Georgia Senate spending plan for 2021 sets billions in cuts

A revised version of Georgia’s state budget for the upcoming year would cut $2.6 billion in state money after Gov. Brian Kemp told lawmakers to reduce spending by 11%.

The Senate Appropriations Committee on Wednesday voted to advance House Bill 793, the state budget for the year beginning July 1. It now moves to the full Senate for more debate.

Under the plan, the state would spend less than $26 billion in state money, down from $28 billion originally projected. With federal funding, spending would be nearly double, including a boost in Medicaid funding that will help preserve the state-federal insurance program for the poor and disabled without cuts.

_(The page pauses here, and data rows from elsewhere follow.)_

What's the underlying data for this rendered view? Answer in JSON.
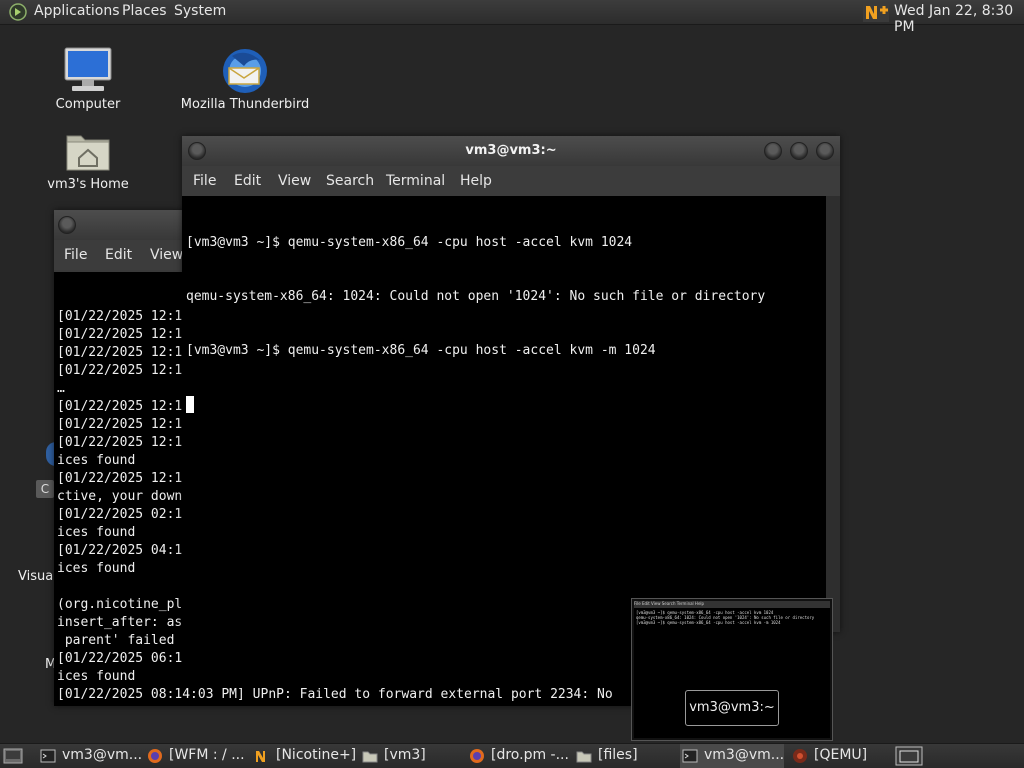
{
  "top_panel": {
    "menus": [
      "Applications",
      "Places",
      "System"
    ],
    "clock": "Wed Jan 22,  8:30 PM"
  },
  "desktop": {
    "icons": [
      {
        "label": "Computer"
      },
      {
        "label": "Mozilla Thunderbird"
      },
      {
        "label": "vm3's Home"
      },
      {
        "label": "Visual"
      },
      {
        "label": "M"
      },
      {
        "label": "C"
      }
    ]
  },
  "back_window": {
    "menus": [
      "File",
      "Edit",
      "View"
    ],
    "lines": [
      "[01/22/2025 12:1",
      "[01/22/2025 12:1",
      "[01/22/2025 12:1",
      "[01/22/2025 12:1",
      "…",
      "[01/22/2025 12:1",
      "[01/22/2025 12:1",
      "[01/22/2025 12:1",
      "ices found",
      "[01/22/2025 12:1",
      "ctive, your down",
      "[01/22/2025 02:1",
      "ices found",
      "[01/22/2025 04:1",
      "ices found",
      "",
      "(org.nicotine_pl",
      "insert_after: as",
      " parent' failed",
      "[01/22/2025 06:1",
      "ices found",
      "[01/22/2025 08:14:03 PM] UPnP: Failed to forward external port 2234: No",
      "ices found"
    ]
  },
  "front_window": {
    "title": "vm3@vm3:~",
    "menus": [
      "File",
      "Edit",
      "View",
      "Search",
      "Terminal",
      "Help"
    ],
    "lines": [
      "[vm3@vm3 ~]$ qemu-system-x86_64 -cpu host -accel kvm 1024",
      "qemu-system-x86_64: 1024: Could not open '1024': No such file or directory",
      "[vm3@vm3 ~]$ qemu-system-x86_64 -cpu host -accel kvm -m 1024"
    ]
  },
  "preview": {
    "label": "vm3@vm3:~",
    "mini_menu": "File  Edit  View  Search  Terminal  Help",
    "mini_lines": [
      "[vm3@vm3 ~]$ qemu-system-x86_64 -cpu host -accel kvm 1024",
      "qemu-system-x86_64: 1024: Could not open '1024': No such file or directory",
      "[vm3@vm3 ~]$ qemu-system-x86_64 -cpu host -accel kvm -m 1024"
    ]
  },
  "taskbar": {
    "items": [
      {
        "label": "vm3@vm...",
        "icon": "terminal-icon"
      },
      {
        "label": "[WFM : / ...",
        "icon": "firefox-icon"
      },
      {
        "label": "[Nicotine+]",
        "icon": "nicotine-icon"
      },
      {
        "label": "[vm3]",
        "icon": "folder-icon"
      },
      {
        "label": "[dro.pm -...",
        "icon": "firefox-icon"
      },
      {
        "label": "[files]",
        "icon": "folder-icon"
      },
      {
        "label": "vm3@vm...",
        "icon": "terminal-icon"
      },
      {
        "label": "[QEMU]",
        "icon": "qemu-icon"
      }
    ]
  }
}
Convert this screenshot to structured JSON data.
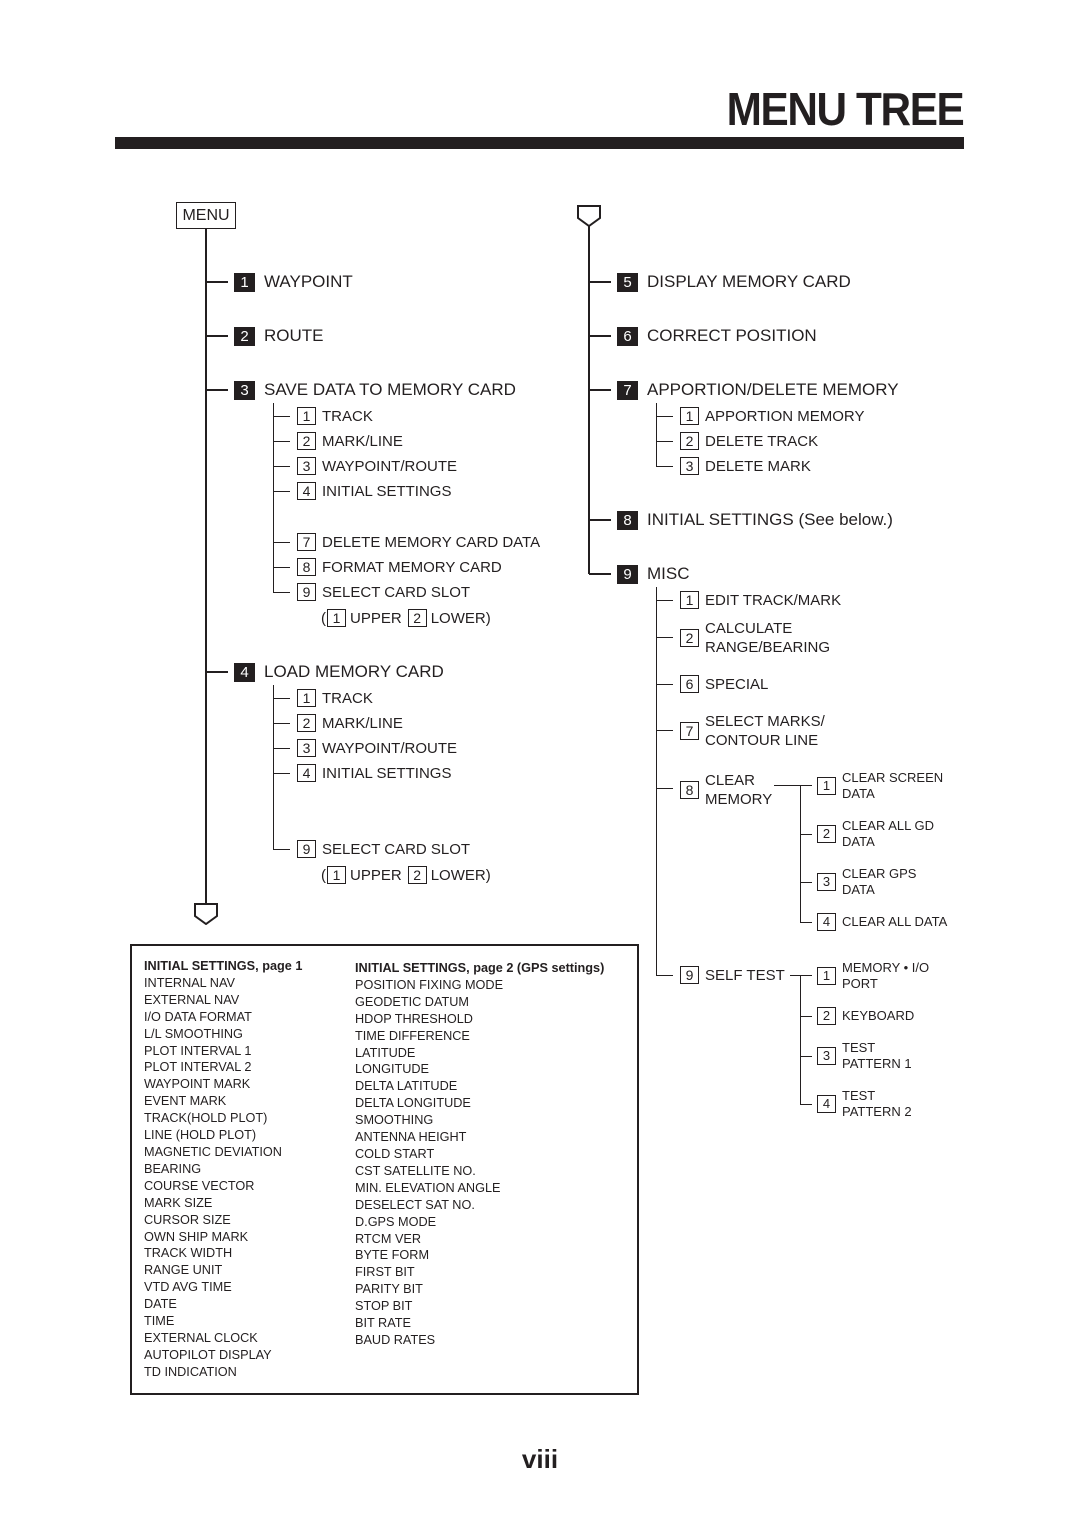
{
  "page": {
    "title": "MENU TREE",
    "page_number": "viii"
  },
  "root": {
    "label": "MENU"
  },
  "left_tree": [
    {
      "num": "1",
      "label": "WAYPOINT"
    },
    {
      "num": "2",
      "label": "ROUTE"
    },
    {
      "num": "3",
      "label": "SAVE DATA TO MEMORY CARD",
      "children": [
        {
          "num": "1",
          "label": "TRACK"
        },
        {
          "num": "2",
          "label": "MARK/LINE"
        },
        {
          "num": "3",
          "label": "WAYPOINT/ROUTE"
        },
        {
          "num": "4",
          "label": "INITIAL SETTINGS"
        },
        {
          "num": "7",
          "label": "DELETE MEMORY CARD DATA"
        },
        {
          "num": "8",
          "label": "FORMAT MEMORY CARD"
        },
        {
          "num": "9",
          "label": "SELECT CARD SLOT"
        }
      ],
      "slot_options": {
        "open": "(",
        "opt1_num": "1",
        "opt1": "UPPER",
        "opt2_num": "2",
        "opt2": "LOWER)"
      }
    },
    {
      "num": "4",
      "label": "LOAD MEMORY CARD",
      "children": [
        {
          "num": "1",
          "label": "TRACK"
        },
        {
          "num": "2",
          "label": "MARK/LINE"
        },
        {
          "num": "3",
          "label": "WAYPOINT/ROUTE"
        },
        {
          "num": "4",
          "label": "INITIAL SETTINGS"
        },
        {
          "num": "9",
          "label": "SELECT CARD SLOT"
        }
      ],
      "slot_options": {
        "open": "(",
        "opt1_num": "1",
        "opt1": "UPPER",
        "opt2_num": "2",
        "opt2": "LOWER)"
      }
    }
  ],
  "right_tree": [
    {
      "num": "5",
      "label": "DISPLAY MEMORY CARD"
    },
    {
      "num": "6",
      "label": "CORRECT POSITION"
    },
    {
      "num": "7",
      "label": "APPORTION/DELETE MEMORY",
      "children": [
        {
          "num": "1",
          "label": "APPORTION MEMORY"
        },
        {
          "num": "2",
          "label": "DELETE TRACK"
        },
        {
          "num": "3",
          "label": "DELETE MARK"
        }
      ]
    },
    {
      "num": "8",
      "label": "INITIAL SETTINGS (See below.)"
    },
    {
      "num": "9",
      "label": "MISC",
      "children": [
        {
          "num": "1",
          "label": "EDIT TRACK/MARK"
        },
        {
          "num": "2",
          "label_l1": "CALCULATE",
          "label_l2": "RANGE/BEARING"
        },
        {
          "num": "6",
          "label": "SPECIAL"
        },
        {
          "num": "7",
          "label_l1": "SELECT MARKS/",
          "label_l2": "CONTOUR LINE"
        },
        {
          "num": "8",
          "label_l1": "CLEAR",
          "label_l2": "MEMORY",
          "children": [
            {
              "num": "1",
              "label_l1": "CLEAR SCREEN",
              "label_l2": "DATA"
            },
            {
              "num": "2",
              "label_l1": "CLEAR ALL GD",
              "label_l2": "DATA"
            },
            {
              "num": "3",
              "label_l1": "CLEAR GPS",
              "label_l2": "DATA"
            },
            {
              "num": "4",
              "label": "CLEAR ALL DATA"
            }
          ]
        },
        {
          "num": "9",
          "label": "SELF TEST",
          "children": [
            {
              "num": "1",
              "label_l1": "MEMORY • I/O",
              "label_l2": "PORT"
            },
            {
              "num": "2",
              "label": "KEYBOARD"
            },
            {
              "num": "3",
              "label_l1": "TEST",
              "label_l2": "PATTERN 1"
            },
            {
              "num": "4",
              "label_l1": "TEST",
              "label_l2": "PATTERN 2"
            }
          ]
        }
      ]
    }
  ],
  "initial_settings": {
    "page1": {
      "heading": "INITIAL SETTINGS, page 1",
      "items": [
        "INTERNAL NAV",
        "EXTERNAL NAV",
        "I/O DATA FORMAT",
        "L/L SMOOTHING",
        "PLOT INTERVAL 1",
        "PLOT INTERVAL 2",
        "WAYPOINT MARK",
        "EVENT MARK",
        "TRACK(HOLD PLOT)",
        "LINE (HOLD PLOT)",
        "MAGNETIC DEVIATION",
        "BEARING",
        "COURSE VECTOR",
        "MARK SIZE",
        "CURSOR SIZE",
        "OWN SHIP MARK",
        "TRACK WIDTH",
        "RANGE UNIT",
        "VTD AVG TIME",
        "DATE",
        "TIME",
        "EXTERNAL CLOCK",
        "AUTOPILOT DISPLAY",
        "TD INDICATION"
      ]
    },
    "page2": {
      "heading": "INITIAL SETTINGS, page 2 (GPS settings)",
      "items": [
        "POSITION FIXING MODE",
        "GEODETIC DATUM",
        "HDOP THRESHOLD",
        "TIME DIFFERENCE",
        "LATITUDE",
        "LONGITUDE",
        "DELTA LATITUDE",
        "DELTA LONGITUDE",
        "SMOOTHING",
        "ANTENNA HEIGHT",
        "COLD START",
        "CST SATELLITE NO.",
        "MIN. ELEVATION ANGLE",
        "DESELECT SAT NO.",
        "D.GPS MODE",
        "RTCM VER",
        "BYTE FORM",
        "FIRST BIT",
        "PARITY BIT",
        "STOP BIT",
        "BIT RATE",
        "BAUD RATES"
      ]
    }
  }
}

Although the measure is less severe than the 14% reductions Kemp and top lawmakers originally were preparing, it will still mean service cuts, unpaid furloughs and layoffs across state government, K-12 schools and state colleges and universities.

Senate Appropriations Committee Chairman Blake Tillery, a Vidalia Republican, took over the task of leading budget writing for his chamber after longtime chairman Jack Hill of Reidsville died in April. Tillery told senators Wednesday the reductions would sting.

“Due to the current predicament, there will be less. There’s no need to sugar-coat that,” Tillery said. “Our state’s budget must balance. We don’t hold the keys to a printing press.”

Republicans, though have passed up some chances to raise spending. Some advocates pushed for an increase in tobacco taxes that could have raised as much as $500 million. Although some senators are exploring reducing tax breaks, Tillery said any such changes would come too late to aid the budget beginning July 1. Lawmakers also chose not to dip into the state’s rainy day fund, with Tillery saying he wanted to preserve the savings account in case of an additional shortfall.

The state is on track to spend $1 billion or more from the $2.7 billion rainy day fund to close this year’s budget gap. Some money will come back when Georgia collects state income taxes in July after delaying them from April. Tillery said that money will be placed into the budget year ending June 30, reducing the deficit.

Some areas were cut a little more or less than others, but even workers at the Department of Public Health, on the front lines of fighting coronavirus infections, will be required to take 12 furlough days without pay. State aid to county health departments will fall $14 million.

Tillery said senators worked to limit unpaid days off to one per month. Some large agencies had proposed two per month.

Lawmakers would spend $1.2 billion less on K-12 education, including $1 billion less on the funding formula that aids Georgia’s 180 local school districts. Lawmakers would preserve spending that aids schools that are very rural or have low property tax wealth, as well as spending that pays for yearly experience raises for teachers. But many local districts are likely to resort to furloughs. The University System of Georgia would get $400 million less. It, too, plans furloughs and possibly layoffs.

House members had originally proposed a much sunnier budget before state tax revenues tumbled during COVID-19 pandemic, with debate then centering on giving teachers an additional raise or further cutting state income tax rates.

Senators and House members have both agreed to take 11% pay cuts from their $17,000 salaries, Tillery said. He said Lt. Gov. Geoff Duncan has agreed to take a 14% pay cut. Duncan now makes more than $90,000 a year.

Lawmakers saved a few programs. Farmers markers in Cordele and Thomasville will operate seasonally instead of being closed entirely. A few more slots will be added to a program providing at-home services for adults with developmental disabilities. But balancing those are other painful cuts, like no more beds for substance abuse treatment.

No state troopers or Georgia Bureau of Investigation agents will be furloughed, and senators retained $880,000 for Gov. Brian Kemp’s plan for an anti-gang task force. But trooper numbers will fall as a training school will be delayed until 2022 and 27 vacant crime lab positions and 28 GBI agent positions will go unfilled.

Preschool and college scholarship programs funded by the lottery would be preserved whole because lottery revenues are relatively steady. That keeps 4,000 child-care slots, as well as keep the preschool year from being cut by 13 school days. Preschool teachers wouldn’t see a pay cut.

Some senators are considering eliminating some tax breaks, including the tax break on jet fuel that benefits Delta Air Lines, a tax break on yacht repairs, or making manufacturers pay sales taxes on electricity. It’s unclear if any of the ideas will make it out of committee, and House Speaker David Ralston rejected the plans Tuesday.

“I looked at it very quickly and asked my staff to calculate how many jobs it would kill, frankly” Ralston, a Blue Ridge Republican said of the proposal.